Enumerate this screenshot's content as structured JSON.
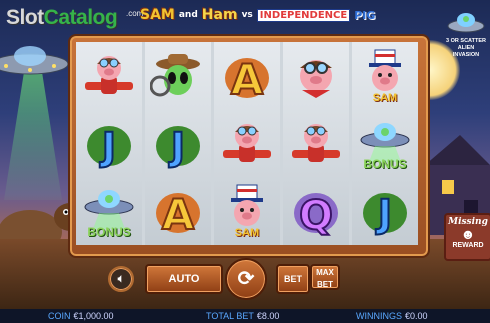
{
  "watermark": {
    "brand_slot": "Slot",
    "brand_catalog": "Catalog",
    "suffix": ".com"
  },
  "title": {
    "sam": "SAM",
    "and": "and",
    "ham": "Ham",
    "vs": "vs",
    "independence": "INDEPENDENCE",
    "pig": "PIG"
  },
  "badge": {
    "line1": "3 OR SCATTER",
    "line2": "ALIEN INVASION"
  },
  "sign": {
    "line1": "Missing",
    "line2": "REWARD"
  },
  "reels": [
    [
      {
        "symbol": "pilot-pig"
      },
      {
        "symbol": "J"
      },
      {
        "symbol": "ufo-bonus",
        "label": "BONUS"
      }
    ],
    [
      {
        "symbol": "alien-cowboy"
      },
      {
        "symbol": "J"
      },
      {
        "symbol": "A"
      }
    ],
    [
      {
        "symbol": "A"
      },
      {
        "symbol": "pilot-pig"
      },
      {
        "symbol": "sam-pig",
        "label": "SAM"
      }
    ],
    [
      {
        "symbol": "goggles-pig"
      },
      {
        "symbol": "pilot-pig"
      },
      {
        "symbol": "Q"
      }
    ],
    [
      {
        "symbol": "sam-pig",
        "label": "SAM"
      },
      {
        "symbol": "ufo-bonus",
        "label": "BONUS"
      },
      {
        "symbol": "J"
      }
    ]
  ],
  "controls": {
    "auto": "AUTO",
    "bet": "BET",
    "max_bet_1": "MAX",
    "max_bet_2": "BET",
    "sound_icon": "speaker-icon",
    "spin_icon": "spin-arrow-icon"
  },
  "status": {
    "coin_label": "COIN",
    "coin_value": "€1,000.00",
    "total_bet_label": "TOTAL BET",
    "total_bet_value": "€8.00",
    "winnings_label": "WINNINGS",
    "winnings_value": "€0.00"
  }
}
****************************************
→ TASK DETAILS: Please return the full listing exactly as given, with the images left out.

→ EXERCISE SOLUTION:
Enumerate this screenshot's content as structured JSON.
{
  "watermark": {
    "brand_slot": "Slot",
    "brand_catalog": "Catalog",
    "suffix": ".com"
  },
  "title": {
    "sam": "SAM",
    "and": "and",
    "ham": "Ham",
    "vs": "vs",
    "independence": "INDEPENDENCE",
    "pig": "PIG"
  },
  "badge": {
    "line1": "3 OR SCATTER",
    "line2": "ALIEN INVASION"
  },
  "sign": {
    "line1": "Missing",
    "line2": "REWARD"
  },
  "reels": [
    [
      {
        "symbol": "pilot-pig"
      },
      {
        "symbol": "J"
      },
      {
        "symbol": "ufo-bonus",
        "label": "BONUS"
      }
    ],
    [
      {
        "symbol": "alien-cowboy"
      },
      {
        "symbol": "J"
      },
      {
        "symbol": "A"
      }
    ],
    [
      {
        "symbol": "A"
      },
      {
        "symbol": "pilot-pig"
      },
      {
        "symbol": "sam-pig",
        "label": "SAM"
      }
    ],
    [
      {
        "symbol": "goggles-pig"
      },
      {
        "symbol": "pilot-pig"
      },
      {
        "symbol": "Q"
      }
    ],
    [
      {
        "symbol": "sam-pig",
        "label": "SAM"
      },
      {
        "symbol": "ufo-bonus",
        "label": "BONUS"
      },
      {
        "symbol": "J"
      }
    ]
  ],
  "controls": {
    "auto": "AUTO",
    "bet": "BET",
    "max_bet_1": "MAX",
    "max_bet_2": "BET",
    "sound_icon": "speaker-icon",
    "spin_icon": "spin-arrow-icon"
  },
  "status": {
    "coin_label": "COIN",
    "coin_value": "€1,000.00",
    "total_bet_label": "TOTAL BET",
    "total_bet_value": "€8.00",
    "winnings_label": "WINNINGS",
    "winnings_value": "€0.00"
  }
}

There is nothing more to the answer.